Some Myths About Thanksgiving
By Cami Mckenzie
Over the years, I have seen plenty of theories and statements made revolving around Thanksgiving. Here are a few common misconceptions that I’m about to debunk for you.
- MYTH: Eating too much Turkey makes you sleepy
You would need to eat about 5.4 pounds of turkey before actually feeling the effects of tryptophan. That’s about one entire Turkey!
- MYTH: Thanksgiving has been celebrated every year since the nation’s founding
When Congress passed the Holiday Act in 1870, Thanksgiving was declared one of the first four official holidays (The pilgrims celebrated their version in 1621). Christmas, New Year’s Day, Thanksgiving, and Independence Day were all declared holidays under that statute, although only Thanksgiving’s date could be freely chosen by the president.
- MYTH: Turkey was eaten at the first Thanksgiving

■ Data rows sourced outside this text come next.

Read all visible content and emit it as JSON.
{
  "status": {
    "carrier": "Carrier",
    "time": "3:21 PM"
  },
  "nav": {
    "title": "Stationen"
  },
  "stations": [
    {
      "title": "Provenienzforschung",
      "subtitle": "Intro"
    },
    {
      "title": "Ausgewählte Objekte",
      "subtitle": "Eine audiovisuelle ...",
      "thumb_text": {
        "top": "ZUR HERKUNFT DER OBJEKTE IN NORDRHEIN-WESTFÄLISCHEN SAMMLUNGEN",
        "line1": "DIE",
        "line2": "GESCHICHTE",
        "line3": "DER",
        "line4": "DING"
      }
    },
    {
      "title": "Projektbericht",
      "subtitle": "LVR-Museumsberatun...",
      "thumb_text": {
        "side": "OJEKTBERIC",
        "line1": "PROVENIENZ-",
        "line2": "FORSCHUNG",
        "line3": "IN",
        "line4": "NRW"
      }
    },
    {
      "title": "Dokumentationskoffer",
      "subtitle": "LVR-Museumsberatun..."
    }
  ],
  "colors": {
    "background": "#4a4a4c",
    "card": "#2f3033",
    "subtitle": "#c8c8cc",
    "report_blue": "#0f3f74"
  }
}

Turkey and pie were not mentioned as being included in the 1621 feast. The settlers had no oven, no butter, and no wheat flour for a crust. What is known is that the Wampanoag brought perhaps a goose or duck, and that the Pilgrims harvested crops to eat.
- MYTH: Thanksgiving has always been about celebrating family.
Thanksgiving was a multicultural community event. The Pilgrims would never have extended an invitation to the Indians if it had been about family.